The individual lessons include assessment suggestions to implement throughout the unit (discussion questions, exit ticket, homework, etc.). In addition, a summative assessment unit quiz is provided as an attachment to lesson 3, to be administered after completion of all three lessons and the activity.

### Other Related Information

The San Francisco Exploratorium provides a list of 17 classroom demonstrations of Newton's laws of motion that you may want to incorporate into the unit, in addition to those already provided. See http://www.exo.net/~donr/activities/Newton's_Laws_Demonstrations.pdf

### Contributors

Elizabeth Anthony, Scott Strobel, Jacob Teter

### Supporting Program

RESOURCE GK-12 Program, College of Engineering, University of California Davis

### Acknowledgements

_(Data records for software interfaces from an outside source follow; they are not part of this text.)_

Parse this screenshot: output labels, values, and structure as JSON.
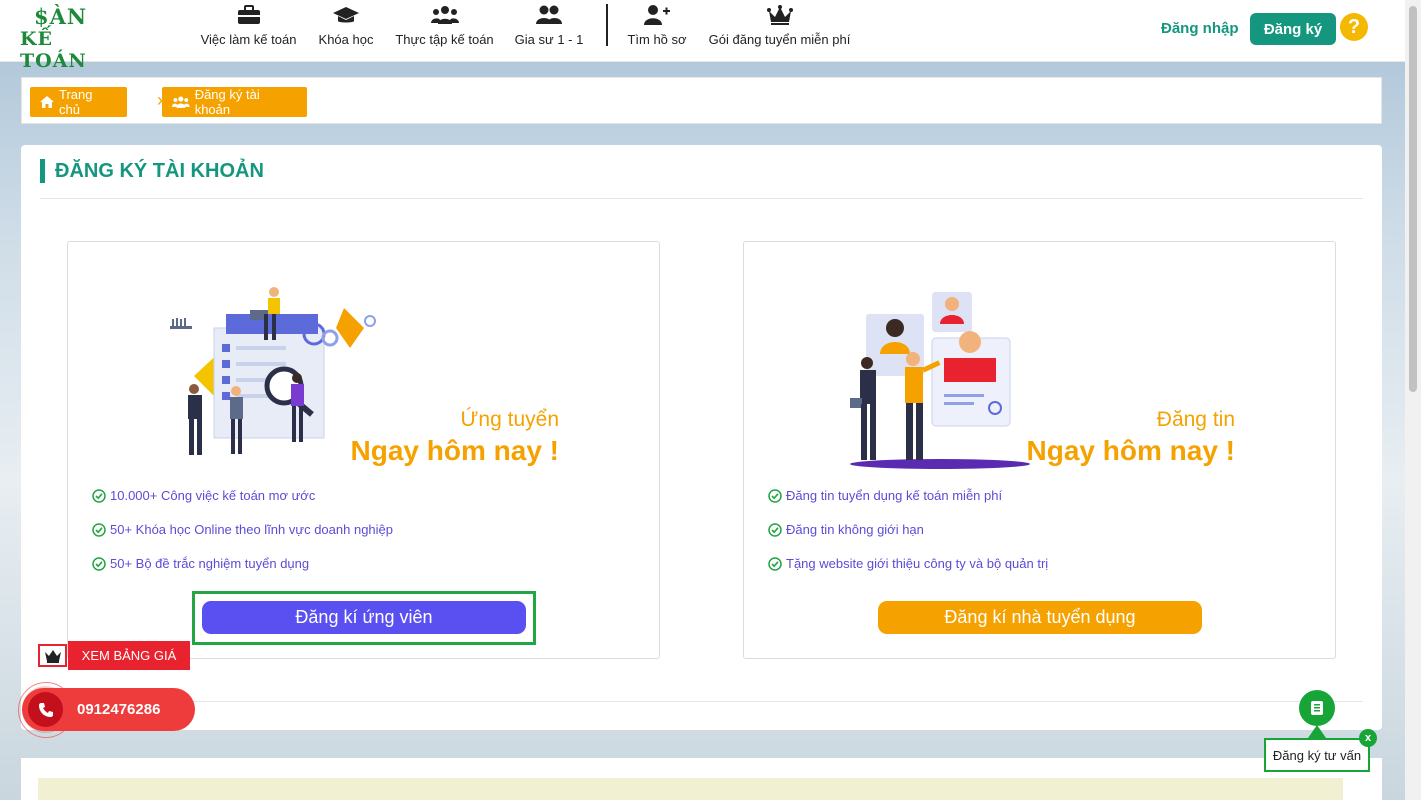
{
  "header": {
    "logo_top": "$ÀN",
    "logo_bottom": "KẾ TOÁN",
    "nav": [
      {
        "label": "Việc làm kế toán",
        "icon": "briefcase-icon"
      },
      {
        "label": "Khóa học",
        "icon": "graduation-cap-icon"
      },
      {
        "label": "Thực tập kế toán",
        "icon": "group-icon"
      },
      {
        "label": "Gia sư 1 - 1",
        "icon": "users-icon"
      },
      {
        "label": "Tìm hồ sơ",
        "icon": "user-plus-icon"
      },
      {
        "label": "Gói đăng tuyển miễn phí",
        "icon": "crown-icon"
      }
    ],
    "login": "Đăng nhập",
    "register": "Đăng ký",
    "help": "?"
  },
  "breadcrumb": {
    "home": "Trang chủ",
    "current": "Đăng ký tài khoản"
  },
  "page": {
    "title": "ĐĂNG KÝ TÀI KHOẢN"
  },
  "candidate_card": {
    "tagline_small": "Ứng tuyển",
    "tagline_big": "Ngay hôm nay !",
    "features": [
      "10.000+ Công việc kế toán mơ ước",
      "50+ Khóa học Online theo lĩnh vực doanh nghiệp",
      "50+ Bộ đề trắc nghiệm tuyển dụng"
    ],
    "button": "Đăng kí ứng viên"
  },
  "employer_card": {
    "tagline_small": "Đăng tin",
    "tagline_big": "Ngay hôm nay !",
    "features": [
      "Đăng tin tuyển dụng kế toán miễn phí",
      "Đăng tin không giới hạn",
      "Tặng website giới thiệu công ty và bộ quản trị"
    ],
    "button": "Đăng kí nhà tuyển dụng"
  },
  "widgets": {
    "price_button": "XEM BẢNG GIÁ",
    "phone": "0912476286",
    "consult": "Đăng ký tư vấn",
    "consult_close": "x"
  },
  "colors": {
    "brand_green": "#14967f",
    "orange": "#f5a200",
    "candidate_button": "#5a4ff0",
    "feature_text": "#5b4cd6",
    "highlight_frame": "#22a542"
  }
}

The contents of this digital library curriculum were developed by the Renewable Energy Systems Opportunity for Unified Research Collaboration and Education (RESOURCE) project in the College of Engineering under National Science Foundation GK-12 grant no. DGE 0948021. However, these contents do not necessarily represent the policies of the National Science Foundation, and you should not assume endorsement by the federal government.